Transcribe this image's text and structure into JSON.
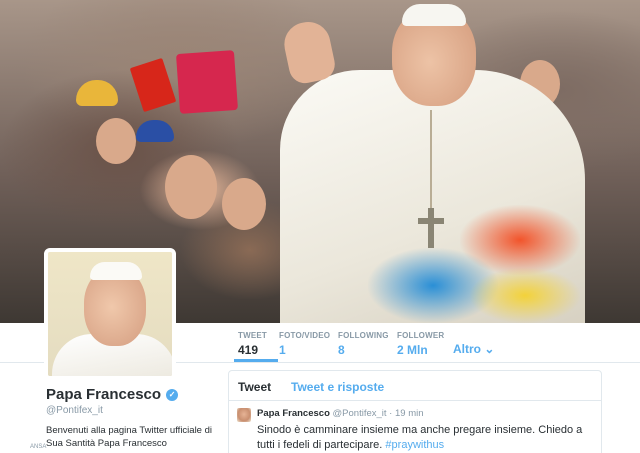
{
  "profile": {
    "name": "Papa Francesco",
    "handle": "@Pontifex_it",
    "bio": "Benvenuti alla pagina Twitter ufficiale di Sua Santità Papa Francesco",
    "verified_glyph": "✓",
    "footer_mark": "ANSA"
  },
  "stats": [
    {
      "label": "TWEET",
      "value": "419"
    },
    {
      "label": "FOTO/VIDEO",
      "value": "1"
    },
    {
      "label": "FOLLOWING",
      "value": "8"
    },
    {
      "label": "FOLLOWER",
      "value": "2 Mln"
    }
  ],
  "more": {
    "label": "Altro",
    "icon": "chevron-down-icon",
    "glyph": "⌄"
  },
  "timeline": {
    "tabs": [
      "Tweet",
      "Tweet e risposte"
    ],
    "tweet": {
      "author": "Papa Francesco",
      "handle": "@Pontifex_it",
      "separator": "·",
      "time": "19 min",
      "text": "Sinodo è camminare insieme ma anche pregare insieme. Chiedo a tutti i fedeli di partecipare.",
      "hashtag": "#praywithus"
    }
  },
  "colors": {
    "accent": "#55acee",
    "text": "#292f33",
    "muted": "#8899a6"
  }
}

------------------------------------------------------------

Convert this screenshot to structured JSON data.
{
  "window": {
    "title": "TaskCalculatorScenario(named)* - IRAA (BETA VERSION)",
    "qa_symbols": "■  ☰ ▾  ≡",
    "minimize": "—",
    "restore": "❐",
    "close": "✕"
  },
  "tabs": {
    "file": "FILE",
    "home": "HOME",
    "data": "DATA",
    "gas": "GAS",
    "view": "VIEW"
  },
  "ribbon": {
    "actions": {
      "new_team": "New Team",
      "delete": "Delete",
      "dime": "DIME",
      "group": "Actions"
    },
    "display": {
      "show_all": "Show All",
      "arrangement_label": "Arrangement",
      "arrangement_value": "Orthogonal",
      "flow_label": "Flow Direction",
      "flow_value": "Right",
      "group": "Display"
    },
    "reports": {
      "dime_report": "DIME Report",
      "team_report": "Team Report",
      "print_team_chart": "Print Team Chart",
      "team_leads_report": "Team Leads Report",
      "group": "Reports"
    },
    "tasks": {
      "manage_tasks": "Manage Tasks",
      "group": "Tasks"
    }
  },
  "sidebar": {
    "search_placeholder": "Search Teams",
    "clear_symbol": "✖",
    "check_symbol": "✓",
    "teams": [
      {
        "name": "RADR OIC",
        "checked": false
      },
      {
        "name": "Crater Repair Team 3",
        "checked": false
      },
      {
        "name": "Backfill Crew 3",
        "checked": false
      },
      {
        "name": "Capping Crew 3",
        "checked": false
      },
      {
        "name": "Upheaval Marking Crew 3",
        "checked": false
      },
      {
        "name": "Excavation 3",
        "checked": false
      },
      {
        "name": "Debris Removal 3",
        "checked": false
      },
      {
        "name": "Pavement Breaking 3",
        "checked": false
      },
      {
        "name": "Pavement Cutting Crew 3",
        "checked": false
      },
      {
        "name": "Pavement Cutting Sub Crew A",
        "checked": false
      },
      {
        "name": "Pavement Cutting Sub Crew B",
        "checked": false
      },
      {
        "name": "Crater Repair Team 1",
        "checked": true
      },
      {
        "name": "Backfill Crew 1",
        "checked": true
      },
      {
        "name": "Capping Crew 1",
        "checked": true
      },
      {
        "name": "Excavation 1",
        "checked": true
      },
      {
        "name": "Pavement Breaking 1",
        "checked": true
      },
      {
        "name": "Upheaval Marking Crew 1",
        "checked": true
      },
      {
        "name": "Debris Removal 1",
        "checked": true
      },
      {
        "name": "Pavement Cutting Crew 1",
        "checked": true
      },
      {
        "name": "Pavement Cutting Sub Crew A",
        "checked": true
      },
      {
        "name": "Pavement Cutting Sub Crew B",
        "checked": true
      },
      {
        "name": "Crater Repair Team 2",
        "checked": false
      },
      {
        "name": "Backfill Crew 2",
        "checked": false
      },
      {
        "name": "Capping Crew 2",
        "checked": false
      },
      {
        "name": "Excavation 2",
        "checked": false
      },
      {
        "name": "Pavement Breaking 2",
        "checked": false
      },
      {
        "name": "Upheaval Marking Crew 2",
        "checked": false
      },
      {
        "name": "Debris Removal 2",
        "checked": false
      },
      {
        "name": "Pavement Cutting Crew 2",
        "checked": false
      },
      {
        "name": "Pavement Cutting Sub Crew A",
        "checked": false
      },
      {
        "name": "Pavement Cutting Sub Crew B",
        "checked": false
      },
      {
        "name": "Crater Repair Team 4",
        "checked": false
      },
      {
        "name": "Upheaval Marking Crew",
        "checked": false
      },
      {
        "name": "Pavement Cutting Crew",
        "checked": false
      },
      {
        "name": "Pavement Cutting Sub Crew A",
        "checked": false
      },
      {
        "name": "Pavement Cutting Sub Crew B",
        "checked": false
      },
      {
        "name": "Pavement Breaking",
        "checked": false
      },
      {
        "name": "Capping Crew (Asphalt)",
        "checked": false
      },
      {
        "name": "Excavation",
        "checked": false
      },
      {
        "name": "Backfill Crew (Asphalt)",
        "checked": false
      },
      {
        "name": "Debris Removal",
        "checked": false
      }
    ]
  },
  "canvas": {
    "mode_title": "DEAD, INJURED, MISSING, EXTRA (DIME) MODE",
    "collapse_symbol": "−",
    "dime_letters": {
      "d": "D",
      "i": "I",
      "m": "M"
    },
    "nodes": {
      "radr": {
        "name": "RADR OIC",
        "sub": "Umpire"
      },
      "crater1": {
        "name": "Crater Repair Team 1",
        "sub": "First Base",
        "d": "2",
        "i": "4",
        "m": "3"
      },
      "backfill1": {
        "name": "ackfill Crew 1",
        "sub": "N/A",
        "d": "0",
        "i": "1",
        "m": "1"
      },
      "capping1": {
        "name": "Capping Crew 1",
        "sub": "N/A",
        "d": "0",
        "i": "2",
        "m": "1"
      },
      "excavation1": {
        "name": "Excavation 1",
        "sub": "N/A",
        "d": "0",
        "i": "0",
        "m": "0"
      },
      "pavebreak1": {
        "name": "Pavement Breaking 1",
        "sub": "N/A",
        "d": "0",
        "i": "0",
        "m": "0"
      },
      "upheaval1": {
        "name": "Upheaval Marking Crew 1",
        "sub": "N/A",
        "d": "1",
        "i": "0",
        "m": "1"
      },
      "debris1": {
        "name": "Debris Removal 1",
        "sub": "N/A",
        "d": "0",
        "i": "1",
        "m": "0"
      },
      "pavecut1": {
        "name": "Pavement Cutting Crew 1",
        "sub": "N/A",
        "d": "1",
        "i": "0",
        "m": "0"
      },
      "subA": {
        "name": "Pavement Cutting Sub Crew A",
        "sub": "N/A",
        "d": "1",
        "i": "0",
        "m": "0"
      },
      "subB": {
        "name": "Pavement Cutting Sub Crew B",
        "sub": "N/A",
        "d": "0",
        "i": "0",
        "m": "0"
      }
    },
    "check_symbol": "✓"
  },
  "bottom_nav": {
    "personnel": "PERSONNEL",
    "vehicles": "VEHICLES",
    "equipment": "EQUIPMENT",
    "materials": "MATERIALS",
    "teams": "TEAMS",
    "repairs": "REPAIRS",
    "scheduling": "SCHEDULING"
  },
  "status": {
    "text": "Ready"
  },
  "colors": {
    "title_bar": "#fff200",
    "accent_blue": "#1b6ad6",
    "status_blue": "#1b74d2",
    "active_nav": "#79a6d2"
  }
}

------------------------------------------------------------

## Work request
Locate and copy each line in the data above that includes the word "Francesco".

## Answer
    "name": "Papa Francesco",
    "bio": "Benvenuti alla pagina Twitter ufficiale di Sua Santità Papa Francesco",
      "author": "Papa Francesco",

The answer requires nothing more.